Whereas the recent “Atlas,” attached to the latest Hunger Games movie, was very much so in line with the band’s classic canonical sound, “Midnight” has a lot in common with the more experimental tracks on Mylo Xyloto. Chris Martin’s filtered vocals and minimalist synthesized instruments are reminiscent of late 70s electronic rock like Peter Gabriel and Kraftwerk along with a splash of turn-of-the-millenium Radiohead. Is this their new direction or just a blip like the openers to their last two albums? Only time will tell.
Conor Oberst is important. A lot of people grew up with his music. He served as the spirit guide through adolescence for teenagers in the 2000s. He understood angst; he understood depression; he understood heartbreak. He got it. Well, those teens have for the most part grown up now, and so has he. The last new material Oberst released was Bright Eyes’ 2011 release, The People’s Key. With this single, “Hundreds of Ways,” he announced his new solo album, Upsidedown the Mountain. As soon as the song begins, it becomes very evident that this album is an act of genre-jumping. It’s easy to pick out that Nashville sound – steel guitars and jaunty slap-back rhythm guitars. The album sounds more country than emo. Sure, Oberst could probably just make albums re-hashing the same concepts in Fevers and Mirrors over and over, and people would probably buy them. But he’s not doing that. He’s chosen do something else, explore something new, and that’s pretty cool.
Cage The Elephant Baby Blue (B-Side from Melophobia) From Brad: “This was one of the first tracks we worked on for the record — and was originally inspired …
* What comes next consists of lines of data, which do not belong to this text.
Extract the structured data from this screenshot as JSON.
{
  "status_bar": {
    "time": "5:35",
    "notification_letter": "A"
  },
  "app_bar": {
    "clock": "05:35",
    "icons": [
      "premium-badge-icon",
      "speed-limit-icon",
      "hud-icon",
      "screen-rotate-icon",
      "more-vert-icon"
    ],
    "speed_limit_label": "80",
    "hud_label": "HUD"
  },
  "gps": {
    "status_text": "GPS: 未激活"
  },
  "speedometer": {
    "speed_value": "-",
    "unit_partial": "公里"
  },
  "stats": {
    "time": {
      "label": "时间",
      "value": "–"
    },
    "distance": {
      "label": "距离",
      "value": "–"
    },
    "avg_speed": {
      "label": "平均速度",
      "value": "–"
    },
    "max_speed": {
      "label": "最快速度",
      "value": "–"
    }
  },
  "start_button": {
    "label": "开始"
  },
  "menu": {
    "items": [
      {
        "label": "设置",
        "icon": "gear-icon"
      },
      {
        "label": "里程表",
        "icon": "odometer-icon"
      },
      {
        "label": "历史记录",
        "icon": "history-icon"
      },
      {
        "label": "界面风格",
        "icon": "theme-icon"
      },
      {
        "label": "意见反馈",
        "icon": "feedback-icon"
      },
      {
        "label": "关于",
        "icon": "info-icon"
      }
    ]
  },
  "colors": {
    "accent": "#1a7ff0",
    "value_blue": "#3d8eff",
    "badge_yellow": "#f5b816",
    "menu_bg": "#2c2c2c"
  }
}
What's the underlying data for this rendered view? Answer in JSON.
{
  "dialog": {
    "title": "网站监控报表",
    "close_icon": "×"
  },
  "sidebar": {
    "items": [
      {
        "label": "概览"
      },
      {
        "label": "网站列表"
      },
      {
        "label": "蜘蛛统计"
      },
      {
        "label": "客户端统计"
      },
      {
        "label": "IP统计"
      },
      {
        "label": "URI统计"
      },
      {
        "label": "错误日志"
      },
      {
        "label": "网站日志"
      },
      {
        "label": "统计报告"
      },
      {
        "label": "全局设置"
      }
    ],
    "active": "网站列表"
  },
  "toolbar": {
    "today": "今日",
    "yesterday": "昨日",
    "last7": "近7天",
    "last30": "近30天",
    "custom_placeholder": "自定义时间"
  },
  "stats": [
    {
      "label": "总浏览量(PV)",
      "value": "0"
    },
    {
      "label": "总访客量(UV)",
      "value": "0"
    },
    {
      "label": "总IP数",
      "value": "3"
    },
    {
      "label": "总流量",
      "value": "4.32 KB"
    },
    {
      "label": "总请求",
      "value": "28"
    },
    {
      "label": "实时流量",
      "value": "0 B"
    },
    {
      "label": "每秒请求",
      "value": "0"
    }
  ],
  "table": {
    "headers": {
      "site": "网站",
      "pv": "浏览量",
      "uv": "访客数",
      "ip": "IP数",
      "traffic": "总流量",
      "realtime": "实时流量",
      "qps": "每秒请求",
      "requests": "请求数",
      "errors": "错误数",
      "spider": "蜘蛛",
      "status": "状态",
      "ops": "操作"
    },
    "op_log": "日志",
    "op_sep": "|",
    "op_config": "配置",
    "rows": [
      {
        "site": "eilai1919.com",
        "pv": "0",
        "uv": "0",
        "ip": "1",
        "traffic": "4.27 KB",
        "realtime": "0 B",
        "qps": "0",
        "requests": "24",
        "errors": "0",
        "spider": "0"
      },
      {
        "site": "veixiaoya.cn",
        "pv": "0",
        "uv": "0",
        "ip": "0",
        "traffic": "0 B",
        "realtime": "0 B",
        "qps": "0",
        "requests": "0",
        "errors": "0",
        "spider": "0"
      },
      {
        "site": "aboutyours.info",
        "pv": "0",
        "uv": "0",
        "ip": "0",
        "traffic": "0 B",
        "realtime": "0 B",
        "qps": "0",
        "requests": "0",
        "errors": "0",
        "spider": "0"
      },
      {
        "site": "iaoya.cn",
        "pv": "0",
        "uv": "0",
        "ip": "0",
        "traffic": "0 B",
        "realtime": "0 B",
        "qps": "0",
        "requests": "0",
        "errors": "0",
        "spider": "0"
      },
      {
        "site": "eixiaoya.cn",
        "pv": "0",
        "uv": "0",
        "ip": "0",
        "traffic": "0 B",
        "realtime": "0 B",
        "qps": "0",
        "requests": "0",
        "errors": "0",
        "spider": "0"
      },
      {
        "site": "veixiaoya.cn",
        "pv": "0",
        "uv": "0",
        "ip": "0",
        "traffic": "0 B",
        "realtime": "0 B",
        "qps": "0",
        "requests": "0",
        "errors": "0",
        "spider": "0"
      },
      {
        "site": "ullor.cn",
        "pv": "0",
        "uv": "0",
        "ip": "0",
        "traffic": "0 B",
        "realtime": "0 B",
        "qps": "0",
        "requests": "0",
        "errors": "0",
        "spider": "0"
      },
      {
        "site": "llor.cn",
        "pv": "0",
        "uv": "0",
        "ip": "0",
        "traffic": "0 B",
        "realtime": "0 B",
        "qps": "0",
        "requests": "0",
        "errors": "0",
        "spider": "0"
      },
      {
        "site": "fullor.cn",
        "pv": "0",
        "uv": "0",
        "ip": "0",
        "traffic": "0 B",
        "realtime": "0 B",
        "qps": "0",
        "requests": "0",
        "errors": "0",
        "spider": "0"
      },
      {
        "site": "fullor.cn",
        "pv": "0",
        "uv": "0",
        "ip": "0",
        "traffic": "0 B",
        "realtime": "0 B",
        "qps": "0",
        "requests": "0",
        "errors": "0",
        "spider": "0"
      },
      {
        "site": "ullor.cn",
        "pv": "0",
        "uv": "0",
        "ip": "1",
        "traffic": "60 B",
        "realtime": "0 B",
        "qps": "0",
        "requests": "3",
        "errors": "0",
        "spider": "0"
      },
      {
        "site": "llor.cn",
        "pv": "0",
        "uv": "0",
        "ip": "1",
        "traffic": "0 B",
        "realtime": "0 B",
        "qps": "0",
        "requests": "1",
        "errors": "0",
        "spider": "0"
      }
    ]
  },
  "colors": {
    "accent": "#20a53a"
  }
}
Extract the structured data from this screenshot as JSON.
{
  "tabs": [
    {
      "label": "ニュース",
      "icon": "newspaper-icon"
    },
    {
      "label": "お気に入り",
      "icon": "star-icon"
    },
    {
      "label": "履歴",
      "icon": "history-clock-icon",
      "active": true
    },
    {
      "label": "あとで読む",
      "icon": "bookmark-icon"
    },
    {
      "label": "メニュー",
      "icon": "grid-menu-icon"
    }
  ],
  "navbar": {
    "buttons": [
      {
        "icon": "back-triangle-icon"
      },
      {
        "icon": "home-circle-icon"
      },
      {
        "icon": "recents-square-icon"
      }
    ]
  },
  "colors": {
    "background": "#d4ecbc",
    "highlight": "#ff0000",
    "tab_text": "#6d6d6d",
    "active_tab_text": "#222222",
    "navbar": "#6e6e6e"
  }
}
Kentucky rockers Cage the Elephant have once again graced our ears with new music, this time with a B-side from their 2013 release Melophobia. The band claims that the single was one of the first tracks they worked on for the album, which is apparent from the sound of the single. It evokes the same style as the rest of Melophobia, with a little less blues and a little more post-punk. Lyrics like “I didn’t know I was supposed to…” coupled with those heavy guitar rifts and Matthew Shultz’s in-your-face vocal style makes “Baby Face” another classic Cage the Elephant song that’s great for driving, dancing, and singing along to.
With the announcement of a new album, Shriek, and a new tour, including a just announced stop at the 9:30 club on May 6th, we’re really excited to see what these Baltimore natives will do next.
To give us a taste of Shriek, out on April 29th via Merge Records, Wye Oak has released the first single off the album, entitled “The Tower”.The song has taken Wye Oak’s music in a little bit of a different direction compared to 2011’s Civilian.
“The Tower” still has Jenn Wasner’s beautiful haunting vocals that we have come to love and expect in Wye Oak’s sound.However, this new single strays a little further from their folk influences towards a different sound.The use of repeated keyboard chords instead of their usual guitar melodies gives the song a sound that is vaguely reminiscent of Alfred Hitchcock horror movie scores.I suppose that’s fitting considering the title of their upcoming LP is called Shriek.
“The Tower” is a great single that leaves us curious to know what the rest of the album will sound like.